> _Instructions for the task_
Scan the records below. List lines holding "selected".
[Opening Records to process section]
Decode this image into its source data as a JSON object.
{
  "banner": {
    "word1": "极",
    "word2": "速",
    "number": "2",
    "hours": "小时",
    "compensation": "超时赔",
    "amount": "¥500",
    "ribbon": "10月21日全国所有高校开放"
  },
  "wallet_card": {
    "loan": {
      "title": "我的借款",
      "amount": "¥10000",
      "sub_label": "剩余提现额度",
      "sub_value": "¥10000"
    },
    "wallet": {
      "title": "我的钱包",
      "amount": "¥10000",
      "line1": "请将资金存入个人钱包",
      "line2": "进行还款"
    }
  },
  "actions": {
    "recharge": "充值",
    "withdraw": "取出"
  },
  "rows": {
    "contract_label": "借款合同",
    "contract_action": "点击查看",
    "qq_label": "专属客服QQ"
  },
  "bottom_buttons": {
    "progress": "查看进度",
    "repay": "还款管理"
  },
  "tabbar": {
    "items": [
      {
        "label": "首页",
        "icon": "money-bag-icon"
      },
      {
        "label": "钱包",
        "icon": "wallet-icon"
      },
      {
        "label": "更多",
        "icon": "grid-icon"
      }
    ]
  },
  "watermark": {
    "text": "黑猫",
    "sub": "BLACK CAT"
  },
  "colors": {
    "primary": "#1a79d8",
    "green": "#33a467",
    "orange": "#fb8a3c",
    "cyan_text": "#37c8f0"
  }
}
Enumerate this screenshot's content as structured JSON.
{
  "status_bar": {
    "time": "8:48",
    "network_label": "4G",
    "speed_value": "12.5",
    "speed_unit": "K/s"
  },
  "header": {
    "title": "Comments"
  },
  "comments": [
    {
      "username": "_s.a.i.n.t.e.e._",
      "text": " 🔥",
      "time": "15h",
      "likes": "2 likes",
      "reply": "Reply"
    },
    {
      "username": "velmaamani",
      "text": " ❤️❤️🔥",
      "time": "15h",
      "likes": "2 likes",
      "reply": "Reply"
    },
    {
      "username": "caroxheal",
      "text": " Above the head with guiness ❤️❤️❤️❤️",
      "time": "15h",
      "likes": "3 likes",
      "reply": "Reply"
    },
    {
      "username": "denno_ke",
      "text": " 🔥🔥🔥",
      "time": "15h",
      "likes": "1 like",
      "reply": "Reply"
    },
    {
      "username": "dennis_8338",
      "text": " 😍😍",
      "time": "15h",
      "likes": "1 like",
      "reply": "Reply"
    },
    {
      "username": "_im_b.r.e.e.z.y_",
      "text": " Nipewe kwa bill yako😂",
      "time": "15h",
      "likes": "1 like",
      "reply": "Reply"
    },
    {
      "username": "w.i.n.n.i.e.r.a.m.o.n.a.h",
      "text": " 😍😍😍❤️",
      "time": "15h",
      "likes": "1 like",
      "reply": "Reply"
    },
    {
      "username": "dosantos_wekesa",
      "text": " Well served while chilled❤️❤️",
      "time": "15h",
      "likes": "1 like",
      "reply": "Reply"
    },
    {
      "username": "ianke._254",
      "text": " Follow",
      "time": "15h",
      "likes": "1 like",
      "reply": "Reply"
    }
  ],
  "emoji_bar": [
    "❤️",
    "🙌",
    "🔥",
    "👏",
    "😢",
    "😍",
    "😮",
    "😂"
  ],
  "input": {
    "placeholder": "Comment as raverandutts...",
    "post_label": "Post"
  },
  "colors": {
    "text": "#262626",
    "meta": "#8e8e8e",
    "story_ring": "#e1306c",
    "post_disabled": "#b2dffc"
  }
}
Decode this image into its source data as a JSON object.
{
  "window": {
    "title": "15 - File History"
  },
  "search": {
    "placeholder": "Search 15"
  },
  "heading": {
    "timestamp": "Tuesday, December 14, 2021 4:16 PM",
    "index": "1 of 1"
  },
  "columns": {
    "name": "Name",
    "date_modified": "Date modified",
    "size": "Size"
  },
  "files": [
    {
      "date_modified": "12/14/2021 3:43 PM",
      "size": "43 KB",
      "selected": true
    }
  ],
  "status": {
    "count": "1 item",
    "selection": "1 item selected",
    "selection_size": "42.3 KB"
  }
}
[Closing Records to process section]
> _Answer_
      "selected": true
    "selection": "1 item selected",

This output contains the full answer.